> _EXERCISE DESCRIPTION_
Each entry that follows should be given again word for word; please leave out its pictures.

> _RECORDS FOR THE TASK_

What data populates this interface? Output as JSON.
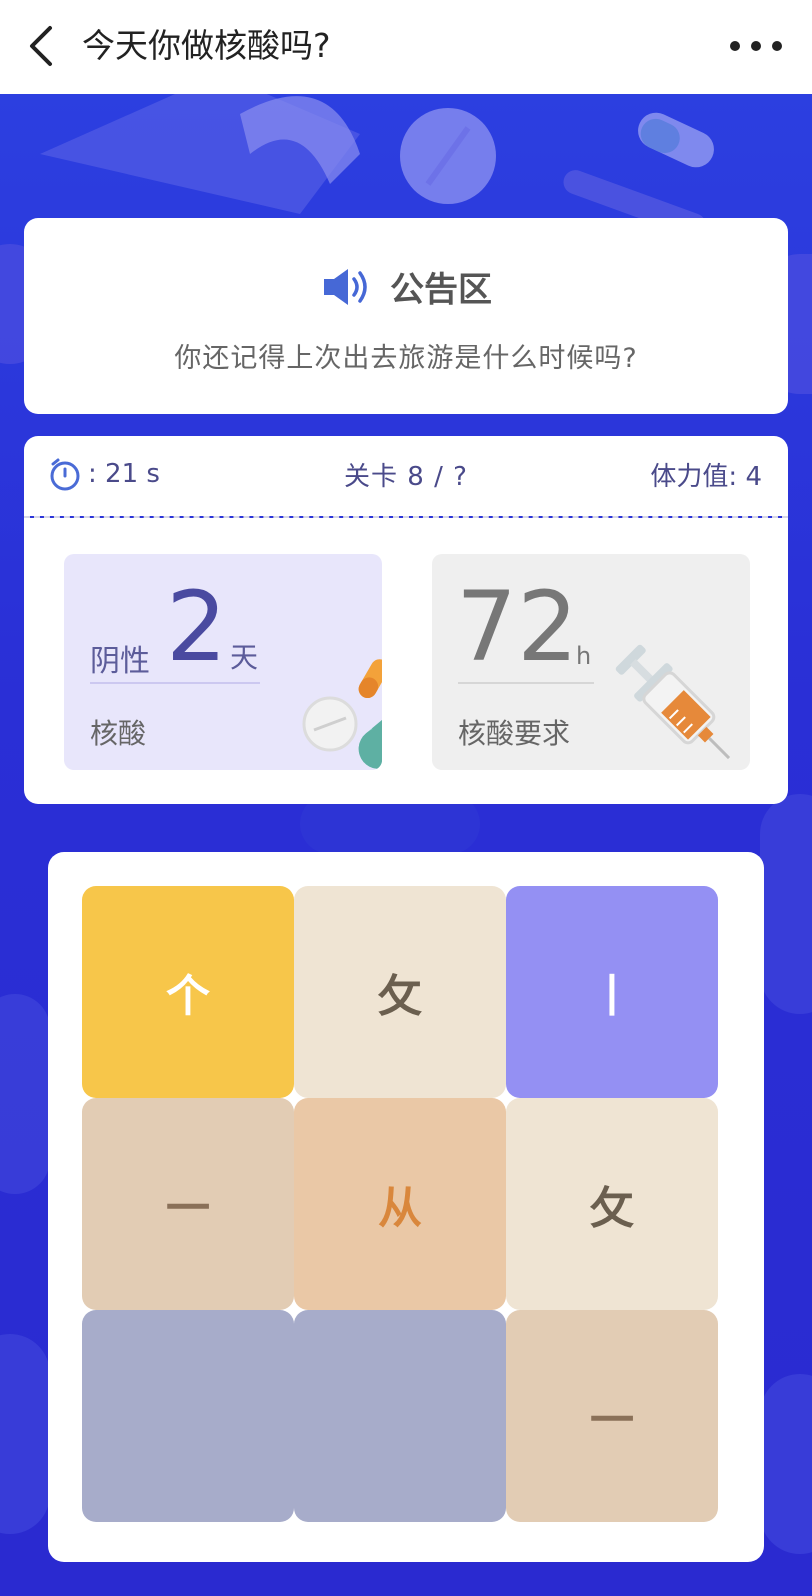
{
  "header": {
    "title": "今天你做核酸吗?"
  },
  "notice": {
    "title": "公告区",
    "text": "你还记得上次出去旅游是什么时候吗?"
  },
  "status": {
    "timer_text": ": 21 s",
    "timer_seconds": 21,
    "level_text": "关卡 8 / ?",
    "stamina_text": "体力值: 4",
    "stamina": 4
  },
  "stats": {
    "negative": {
      "prefix": "阴性",
      "value": "2",
      "unit": "天",
      "label": "核酸"
    },
    "requirement": {
      "value": "72",
      "unit": "h",
      "label": "核酸要求"
    }
  },
  "board": {
    "rows": 3,
    "cols": 3,
    "tiles": [
      {
        "char": "个",
        "color": "#f7c64a",
        "text_color": "#ffffff"
      },
      {
        "char": "攵",
        "color": "#efe4d3",
        "text_color": "#6b5f4f"
      },
      {
        "char": "丨",
        "color": "#9490f3",
        "text_color": "#ffffff"
      },
      {
        "char": "一",
        "color": "#e2ccb4",
        "text_color": "#8a7058"
      },
      {
        "char": "从",
        "color": "#eac8a6",
        "text_color": "#d9873c"
      },
      {
        "char": "攵",
        "color": "#efe4d3",
        "text_color": "#6b5f4f"
      },
      {
        "char": "",
        "color": "#a7acca",
        "text_color": "#ffffff"
      },
      {
        "char": "",
        "color": "#a7acca",
        "text_color": "#ffffff"
      },
      {
        "char": "一",
        "color": "#e2ccb4",
        "text_color": "#8a7058"
      }
    ]
  },
  "colors": {
    "background": "#2f36d8",
    "accent": "#4a4aa0",
    "negative_box": "#e8e6fb",
    "requirement_box": "#efefef"
  }
}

> _RESULT OF THIS TASK_
What data populates this interface? Output as JSON.
{
  "header": {
    "title": "今天你做核酸吗?"
  },
  "notice": {
    "title": "公告区",
    "text": "你还记得上次出去旅游是什么时候吗?"
  },
  "status": {
    "timer_text": ": 21 s",
    "timer_seconds": 21,
    "level_text": "关卡 8 / ?",
    "stamina_text": "体力值: 4",
    "stamina": 4
  },
  "stats": {
    "negative": {
      "prefix": "阴性",
      "value": "2",
      "unit": "天",
      "label": "核酸"
    },
    "requirement": {
      "value": "72",
      "unit": "h",
      "label": "核酸要求"
    }
  },
  "board": {
    "rows": 3,
    "cols": 3,
    "tiles": [
      {
        "char": "个",
        "color": "#f7c64a",
        "text_color": "#ffffff"
      },
      {
        "char": "攵",
        "color": "#efe4d3",
        "text_color": "#6b5f4f"
      },
      {
        "char": "丨",
        "color": "#9490f3",
        "text_color": "#ffffff"
      },
      {
        "char": "一",
        "color": "#e2ccb4",
        "text_color": "#8a7058"
      },
      {
        "char": "从",
        "color": "#eac8a6",
        "text_color": "#d9873c"
      },
      {
        "char": "攵",
        "color": "#efe4d3",
        "text_color": "#6b5f4f"
      },
      {
        "char": "",
        "color": "#a7acca",
        "text_color": "#ffffff"
      },
      {
        "char": "",
        "color": "#a7acca",
        "text_color": "#ffffff"
      },
      {
        "char": "一",
        "color": "#e2ccb4",
        "text_color": "#8a7058"
      }
    ]
  },
  "colors": {
    "background": "#2f36d8",
    "accent": "#4a4aa0",
    "negative_box": "#e8e6fb",
    "requirement_box": "#efefef"
  }
}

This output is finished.